“Taking care of the kids is the easy part, right?” Tabitha said. “Managing the business and getting all the ducks in the row – CEI had that all laid out in a step by step fashion, which was really helpful. Because of CEI, I am now a member of the Family Childcare Association of Maine and the National Association for Family Child Care. The training I have been able to access helped me get a really good handle on tracking income and expenses, even better than last time, which was 15 years ago.”
Little Bird Child Care filled eleven of the twelve child care spots in its first week and has a growing waitlist. Tabitha is hoping to add an additional employee by summer 2021 to double the number of spots she can provide.
Rayitos de Sol, Milbridge
This month, Child Care Business Lab graduate Juana Rodriguez Vasquez will open Rayitos de Sol in Milbridge. Rayitos de Sol is affiliated with Mano en Mano, a nonprofit organization that helps Downeast Maine farmworkers and immigrants thrive by providing education, housing and other essential services.

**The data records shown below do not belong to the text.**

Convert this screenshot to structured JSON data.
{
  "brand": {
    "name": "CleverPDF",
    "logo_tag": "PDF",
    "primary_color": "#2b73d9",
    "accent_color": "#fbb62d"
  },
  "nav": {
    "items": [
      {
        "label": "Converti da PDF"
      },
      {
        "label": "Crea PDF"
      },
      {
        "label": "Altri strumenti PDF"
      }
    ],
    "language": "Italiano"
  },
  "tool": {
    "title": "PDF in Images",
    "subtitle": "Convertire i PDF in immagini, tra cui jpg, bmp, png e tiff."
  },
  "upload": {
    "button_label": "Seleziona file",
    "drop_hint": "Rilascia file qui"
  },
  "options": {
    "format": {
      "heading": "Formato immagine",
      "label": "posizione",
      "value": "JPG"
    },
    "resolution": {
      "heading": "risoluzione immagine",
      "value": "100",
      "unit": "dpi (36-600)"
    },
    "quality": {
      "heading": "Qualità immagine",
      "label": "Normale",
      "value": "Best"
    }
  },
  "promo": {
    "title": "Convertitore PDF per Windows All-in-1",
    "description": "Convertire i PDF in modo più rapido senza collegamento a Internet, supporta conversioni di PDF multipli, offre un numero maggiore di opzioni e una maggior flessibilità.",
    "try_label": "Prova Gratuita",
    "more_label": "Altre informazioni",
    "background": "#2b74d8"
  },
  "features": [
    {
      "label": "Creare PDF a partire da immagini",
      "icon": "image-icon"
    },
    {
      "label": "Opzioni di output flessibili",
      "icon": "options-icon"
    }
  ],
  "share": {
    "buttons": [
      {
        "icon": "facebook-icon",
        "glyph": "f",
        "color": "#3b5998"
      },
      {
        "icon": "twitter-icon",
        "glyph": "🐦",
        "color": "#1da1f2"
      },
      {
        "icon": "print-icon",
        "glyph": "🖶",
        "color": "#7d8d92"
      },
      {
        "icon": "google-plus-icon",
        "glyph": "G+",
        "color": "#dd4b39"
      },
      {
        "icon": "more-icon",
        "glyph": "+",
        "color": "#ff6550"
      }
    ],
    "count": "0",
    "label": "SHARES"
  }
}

The Rayitos de Sol program is bilingual (English/Spanish) and accommodates the shifting schedules of seasonal agricultural workers. The child care program opened with 12 slots (80% were filled a month before opening) and Mano en Mano is already planning to expand and build a new center.
To assist with the attraction and retention of employees in an occupation that is categorized for low pay and high turnover, CEI instructs Child Care Business Lab participants on the importance of providing employees a living wage, basic benefits and a fair and engaging workplace. Rayitos de Sol pays a living wage significantly higher than minimum wage; training, health insurance, a 401(k) and a generous vacation package are included.
Lewiston Child Care Co-op
Azenaide Pedro joined the pilot cohort of the Child Care Business Lab to learn how to help five women, who immigrated to Lewiston from Angola, start a cooperative child care in Lewiston. The Cooperative Development Institute (CDI) and Maine Roads to Quality (a professional development network for the field of early childhood education), along with the state licensors, are partnering to make the co-op a reality, with plans to open in May 2021. CEI recently hired Azenaide as a full-time program development specialist focused on growing additional child care options in Lewiston.
Coastal Enterprises, Inc. (CEI) helps to grow good jobs, environmentally sustainable enterprises, and shared prosperity in Maine and in rural regions across the country by integrating financing, business and industry expertise, and policy solutions. For more information, visit www.ceimaine.org.
 Child Care in State Economies: 2019 Update (Washington, D.C.: Region Track, commissioned by the Committee for Economic Development of The Conference Board, 2019)
 U.S. Census Bureau, Household Pulse Survey, November 11-23, 2020